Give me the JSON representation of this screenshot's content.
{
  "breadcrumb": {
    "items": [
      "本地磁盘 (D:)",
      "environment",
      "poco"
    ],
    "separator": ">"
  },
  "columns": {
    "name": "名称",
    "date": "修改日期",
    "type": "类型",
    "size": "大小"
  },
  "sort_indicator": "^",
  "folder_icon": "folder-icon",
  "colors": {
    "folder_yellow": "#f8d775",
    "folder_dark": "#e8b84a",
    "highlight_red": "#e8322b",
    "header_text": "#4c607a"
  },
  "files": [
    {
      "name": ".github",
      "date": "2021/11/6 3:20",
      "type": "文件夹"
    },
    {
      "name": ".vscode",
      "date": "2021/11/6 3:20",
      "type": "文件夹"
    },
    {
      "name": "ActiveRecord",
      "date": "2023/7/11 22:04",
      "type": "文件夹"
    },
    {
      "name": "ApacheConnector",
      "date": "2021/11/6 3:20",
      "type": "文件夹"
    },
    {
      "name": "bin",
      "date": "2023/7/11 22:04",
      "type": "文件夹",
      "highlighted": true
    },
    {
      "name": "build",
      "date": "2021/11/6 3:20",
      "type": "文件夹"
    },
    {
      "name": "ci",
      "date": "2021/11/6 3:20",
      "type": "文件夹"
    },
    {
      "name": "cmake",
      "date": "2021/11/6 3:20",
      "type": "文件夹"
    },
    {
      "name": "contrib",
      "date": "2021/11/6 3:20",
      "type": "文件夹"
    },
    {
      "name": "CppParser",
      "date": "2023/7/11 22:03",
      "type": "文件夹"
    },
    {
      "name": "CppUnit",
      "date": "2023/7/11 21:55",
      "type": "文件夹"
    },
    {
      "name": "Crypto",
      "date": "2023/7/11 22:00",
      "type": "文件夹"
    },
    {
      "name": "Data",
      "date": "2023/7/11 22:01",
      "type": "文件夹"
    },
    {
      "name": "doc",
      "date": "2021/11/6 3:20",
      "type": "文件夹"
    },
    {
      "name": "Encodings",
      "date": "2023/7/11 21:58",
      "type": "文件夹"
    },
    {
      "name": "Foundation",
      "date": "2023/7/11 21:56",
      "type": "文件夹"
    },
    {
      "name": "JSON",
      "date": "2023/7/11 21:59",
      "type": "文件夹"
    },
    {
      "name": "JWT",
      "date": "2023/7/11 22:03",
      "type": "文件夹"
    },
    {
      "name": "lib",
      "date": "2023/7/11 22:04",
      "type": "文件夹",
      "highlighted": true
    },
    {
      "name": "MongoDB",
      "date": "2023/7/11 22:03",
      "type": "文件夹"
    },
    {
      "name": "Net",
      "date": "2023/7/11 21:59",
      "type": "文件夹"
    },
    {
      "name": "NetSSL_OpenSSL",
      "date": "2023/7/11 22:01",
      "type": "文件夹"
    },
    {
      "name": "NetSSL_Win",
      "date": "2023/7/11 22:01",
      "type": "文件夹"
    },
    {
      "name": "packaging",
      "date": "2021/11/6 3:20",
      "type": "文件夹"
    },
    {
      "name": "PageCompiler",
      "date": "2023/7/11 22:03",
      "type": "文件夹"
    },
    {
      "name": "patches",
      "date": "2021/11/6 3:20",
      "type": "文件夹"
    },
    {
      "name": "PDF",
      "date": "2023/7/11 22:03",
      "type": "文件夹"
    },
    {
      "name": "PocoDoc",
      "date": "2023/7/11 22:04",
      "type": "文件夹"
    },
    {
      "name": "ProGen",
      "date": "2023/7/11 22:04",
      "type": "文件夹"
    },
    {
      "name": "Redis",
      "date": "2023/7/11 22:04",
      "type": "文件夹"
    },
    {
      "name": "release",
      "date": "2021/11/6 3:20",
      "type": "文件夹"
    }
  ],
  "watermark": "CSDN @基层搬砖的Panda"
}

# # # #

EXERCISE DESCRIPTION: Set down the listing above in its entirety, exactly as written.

YOUR RESPONSE:
Give me the JSON representation of this screenshot's content.
{
  "breadcrumb": {
    "items": [
      "本地磁盘 (D:)",
      "environment",
      "poco"
    ],
    "separator": ">"
  },
  "columns": {
    "name": "名称",
    "date": "修改日期",
    "type": "类型",
    "size": "大小"
  },
  "sort_indicator": "^",
  "folder_icon": "folder-icon",
  "colors": {
    "folder_yellow": "#f8d775",
    "folder_dark": "#e8b84a",
    "highlight_red": "#e8322b",
    "header_text": "#4c607a"
  },
  "files": [
    {
      "name": ".github",
      "date": "2021/11/6 3:20",
      "type": "文件夹"
    },
    {
      "name": ".vscode",
      "date": "2021/11/6 3:20",
      "type": "文件夹"
    },
    {
      "name": "ActiveRecord",
      "date": "2023/7/11 22:04",
      "type": "文件夹"
    },
    {
      "name": "ApacheConnector",
      "date": "2021/11/6 3:20",
      "type": "文件夹"
    },
    {
      "name": "bin",
      "date": "2023/7/11 22:04",
      "type": "文件夹",
      "highlighted": true
    },
    {
      "name": "build",
      "date": "2021/11/6 3:20",
      "type": "文件夹"
    },
    {
      "name": "ci",
      "date": "2021/11/6 3:20",
      "type": "文件夹"
    },
    {
      "name": "cmake",
      "date": "2021/11/6 3:20",
      "type": "文件夹"
    },
    {
      "name": "contrib",
      "date": "2021/11/6 3:20",
      "type": "文件夹"
    },
    {
      "name": "CppParser",
      "date": "2023/7/11 22:03",
      "type": "文件夹"
    },
    {
      "name": "CppUnit",
      "date": "2023/7/11 21:55",
      "type": "文件夹"
    },
    {
      "name": "Crypto",
      "date": "2023/7/11 22:00",
      "type": "文件夹"
    },
    {
      "name": "Data",
      "date": "2023/7/11 22:01",
      "type": "文件夹"
    },
    {
      "name": "doc",
      "date": "2021/11/6 3:20",
      "type": "文件夹"
    },
    {
      "name": "Encodings",
      "date": "2023/7/11 21:58",
      "type": "文件夹"
    },
    {
      "name": "Foundation",
      "date": "2023/7/11 21:56",
      "type": "文件夹"
    },
    {
      "name": "JSON",
      "date": "2023/7/11 21:59",
      "type": "文件夹"
    },
    {
      "name": "JWT",
      "date": "2023/7/11 22:03",
      "type": "文件夹"
    },
    {
      "name": "lib",
      "date": "2023/7/11 22:04",
      "type": "文件夹",
      "highlighted": true
    },
    {
      "name": "MongoDB",
      "date": "2023/7/11 22:03",
      "type": "文件夹"
    },
    {
      "name": "Net",
      "date": "2023/7/11 21:59",
      "type": "文件夹"
    },
    {
      "name": "NetSSL_OpenSSL",
      "date": "2023/7/11 22:01",
      "type": "文件夹"
    },
    {
      "name": "NetSSL_Win",
      "date": "2023/7/11 22:01",
      "type": "文件夹"
    },
    {
      "name": "packaging",
      "date": "2021/11/6 3:20",
      "type": "文件夹"
    },
    {
      "name": "PageCompiler",
      "date": "2023/7/11 22:03",
      "type": "文件夹"
    },
    {
      "name": "patches",
      "date": "2021/11/6 3:20",
      "type": "文件夹"
    },
    {
      "name": "PDF",
      "date": "2023/7/11 22:03",
      "type": "文件夹"
    },
    {
      "name": "PocoDoc",
      "date": "2023/7/11 22:04",
      "type": "文件夹"
    },
    {
      "name": "ProGen",
      "date": "2023/7/11 22:04",
      "type": "文件夹"
    },
    {
      "name": "Redis",
      "date": "2023/7/11 22:04",
      "type": "文件夹"
    },
    {
      "name": "release",
      "date": "2021/11/6 3:20",
      "type": "文件夹"
    }
  ],
  "watermark": "CSDN @基层搬砖的Panda"
}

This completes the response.